''To play 50 Tests for Australia is a dream,'' the 29-year-old pace bowler told a news conference yesterday.
''You play one Test match when you're 23 and you think this is just brilliant. You hope one day to play 50 or even 100 Test matches, but it's a lot of cricket.'' Despite feeling tired after a long season, Lee believes he has a good chance of making 100 Test appearances. Nine Australians have played more than a century of Test matches, led by former captain Steve Waugh on 168.
''Fifty Test matches over five or six years is a definite possibility,'' Lee said.
''That's making sure, too, that I'm being looked after and looking after myself.
''I think about what's happened over the past 50 Tests, and if I wasn't injured and had that time, I could possibly have played 60 or 70 Tests by now.
''Since the start of the Ashes I've had a really hectic workload,'' Lee said.
''I've played almost every One-dayer for Australia since then and all the Test matches, too.

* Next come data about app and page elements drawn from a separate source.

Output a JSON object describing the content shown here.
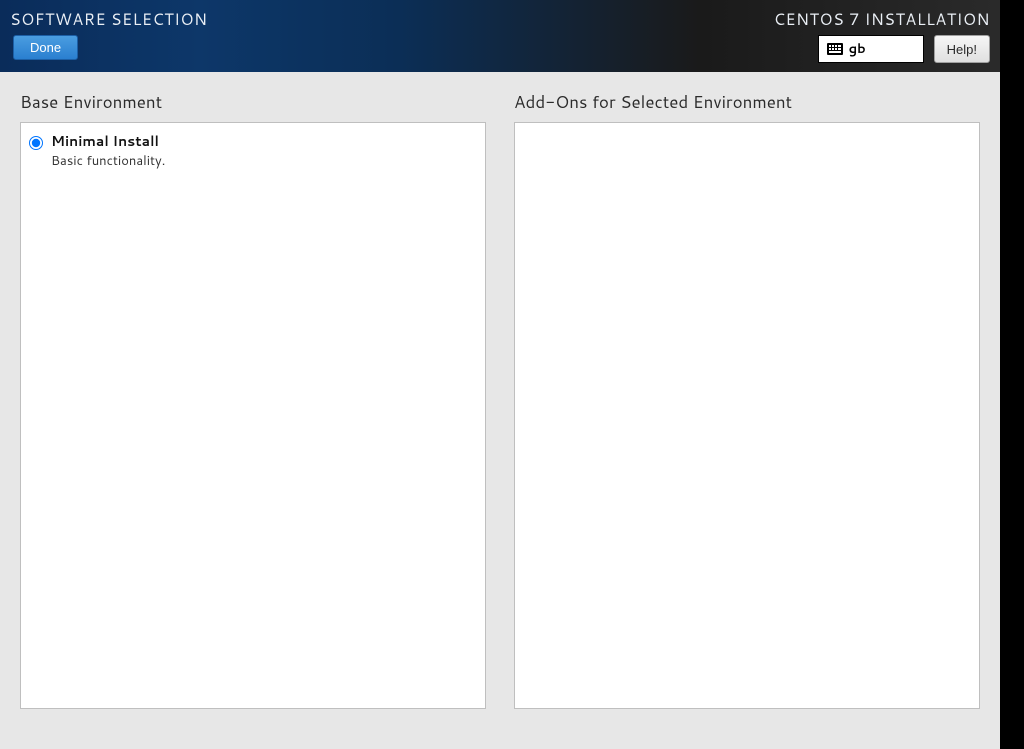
{
  "header": {
    "page_title": "SOFTWARE SELECTION",
    "done_label": "Done",
    "installer_title": "CENTOS 7 INSTALLATION",
    "keyboard_layout": "gb",
    "help_label": "Help!"
  },
  "panels": {
    "base_heading": "Base Environment",
    "addons_heading": "Add-Ons for Selected Environment"
  },
  "environments": [
    {
      "name": "Minimal Install",
      "description": "Basic functionality.",
      "selected": true
    }
  ],
  "addons": []
}
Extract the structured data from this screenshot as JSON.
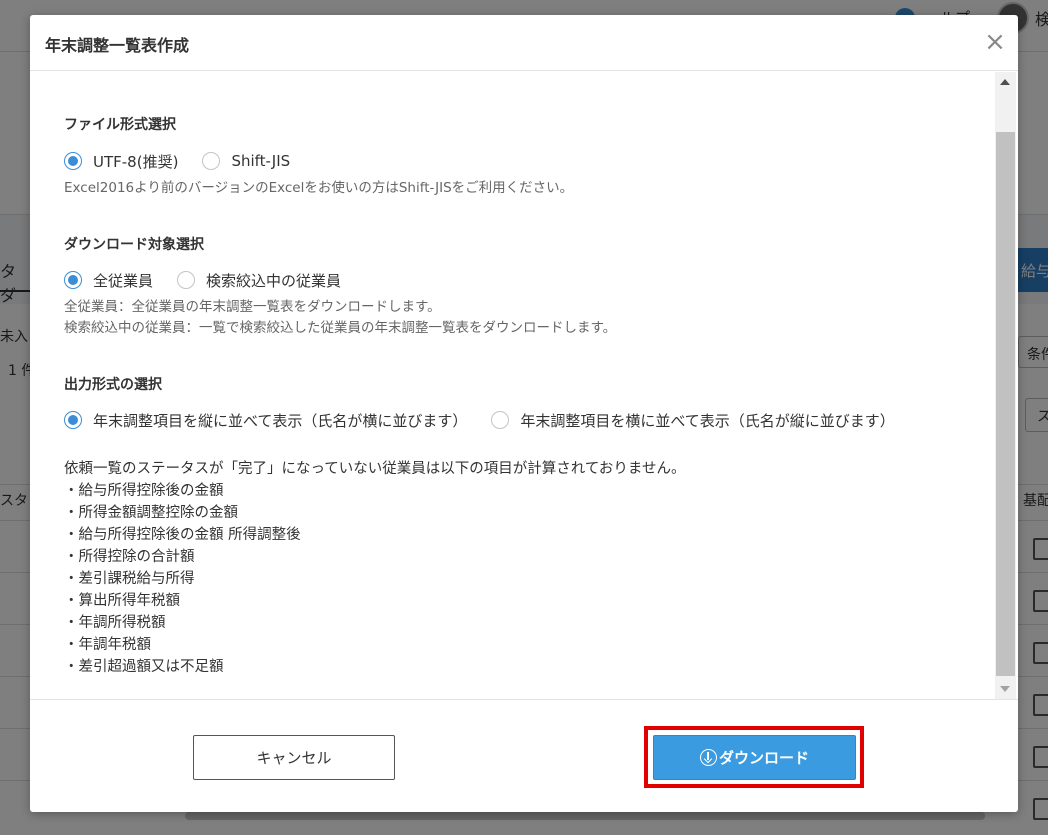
{
  "background": {
    "help_text": "ルプ",
    "user_initial": "検",
    "tab_label": "タダ",
    "blue_button": "給与",
    "unsubmitted": "未入",
    "count": "1 件",
    "condition": "条件",
    "status_col": "スタ",
    "select_value": "ス",
    "basic_col": "基配"
  },
  "modal": {
    "title": "年末調整一覧表作成",
    "close_icon": "close-icon"
  },
  "file_format": {
    "title": "ファイル形式選択",
    "options": [
      {
        "label": "UTF-8(推奨)",
        "checked": true
      },
      {
        "label": "Shift-JIS",
        "checked": false
      }
    ],
    "note": "Excel2016より前のバージョンのExcelをお使いの方はShift-JISをご利用ください。"
  },
  "download_target": {
    "title": "ダウンロード対象選択",
    "options": [
      {
        "label": "全従業員",
        "checked": true
      },
      {
        "label": "検索絞込中の従業員",
        "checked": false
      }
    ],
    "notes": [
      "全従業員：全従業員の年末調整一覧表をダウンロードします。",
      "検索絞込中の従業員：一覧で検索絞込した従業員の年末調整一覧表をダウンロードします。"
    ]
  },
  "output_format": {
    "title": "出力形式の選択",
    "options": [
      {
        "label": "年末調整項目を縦に並べて表示（氏名が横に並びます）",
        "checked": true
      },
      {
        "label": "年末調整項目を横に並べて表示（氏名が縦に並びます）",
        "checked": false
      }
    ]
  },
  "info": {
    "intro": "依頼一覧のステータスが「完了」になっていない従業員は以下の項目が計算されておりません。",
    "items": [
      "・給与所得控除後の金額",
      "・所得金額調整控除の金額",
      "・給与所得控除後の金額 所得調整後",
      "・所得控除の合計額",
      "・差引課税給与所得",
      "・算出所得年税額",
      "・年調所得税額",
      "・年調年税額",
      "・差引超過額又は不足額"
    ]
  },
  "footer": {
    "cancel_label": "キャンセル",
    "download_label": "ダウンロード",
    "download_icon": "download-circle-icon",
    "highlight_color": "#e00000",
    "accent_color": "#3b9be0"
  }
}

I've done a fair bit of bowling and it does take a fair bit out of the body.
''But I'm training hard and I've put myself in a position where I hope I can sustain that.'' Lee said Australia's decision to stick to basic bowling tactics had paid off in the first Test which they won by seven wickets inside three days on Saturday.
''We tried to work on being ruthless, just hitting the top of off-stump consistently,'' Lee said.
''It doesn't matter what batsman in the world it is, if you're bowling a decent channel and line and length you're giving yourself every opportunity of taking nicks.'' Australia's season will end after their tour to Bangladesh in April when they play two Tests and three One-dayers.
''After that Bangladesh series I can clock off, it's like Friday afternoon for a guy who goes to work all week,'' Lee said.